Most of the software I write, and most of what I’ve written in the past, has gradually been making its way into GitHub. It’s a fantastic free resource for managing code (with no risk of lock-in – ever – since all git history gets copied), and it’s becoming more and more effective at collaboration as well, with a superb issue tracker and excellent searching and statistics facilities. Over the years, each developer home page has evolved into an excellent intro on what he/she has been up to lately:
As of recently, I’ve turned things up to 11 by giving everyone who submits a pull request full developer access (it’s a manual process, but effortless). As a result, if you submit a pull request, then whenever I merge it into the official repository, I’ll also add you as developer so that you no longer have to fork to get changes in. Just clone the original repo, and push changes back in.

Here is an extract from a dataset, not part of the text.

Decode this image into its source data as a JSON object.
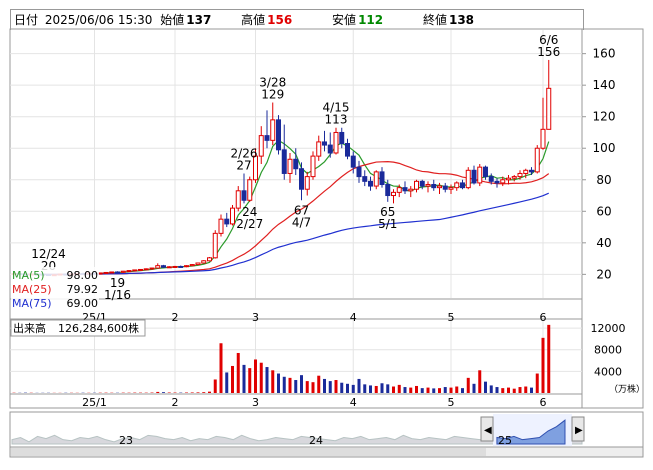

It may sound crazy, but it really isn’t (and it’s not my idea, although I forgot where I first read about it). The point being that contributors are scarce, and good contributors who actually help take a project forward are scarce as gold. Not because there aren’t any, but because few people take the time to actually contribute and participate in a project created by someone else (shame on me for often being like that!). Time is the new scarce resource, so helping others become more productive by not having to go through the pull-request tango to add and tweak stuff really makes sense to me. Let alone giving real credit to people, by not only accepting their gifts but also giving back visibility and responsibility.
I don’t think there is a risk. Every serious developer will check with the team members before committing a contentious or disruptive change, and even then, all it takes is to create a branch and do the work there (while still letting others see what it’s about).
This is so convenient that I’ve set up a website with pointers for most of my code:
There! That URL ought to be fairly easy to remember :)
Another site (service?) which presents (remixes?) GitHub issues in a neat way is waffle.io:
There’s a lot more going on with GitHub. Did you know that all issue trackers support live chat? Just keep an issue page open, and you’ll see new comments come in – in real time! Perfect for a quick back-and-forth discussion about some intricate problem. Adding images like screen shots is equally easy: just drag and drop the image into the discussion page.
Did you know that each GitHub project can manage releases, either as is or with detailed information per release? Either way, you get a list of versioned ZIP and TAR archives, simply by adding public tags in Git. And even without tagged releases, there’s always a “Download ZIP” link on the right side of each project page, so you don’t even have to install or use git at all to obtain the latest version of that code.
There are some 4 million public projects on GitHub. Not all exciting, but tons of them are!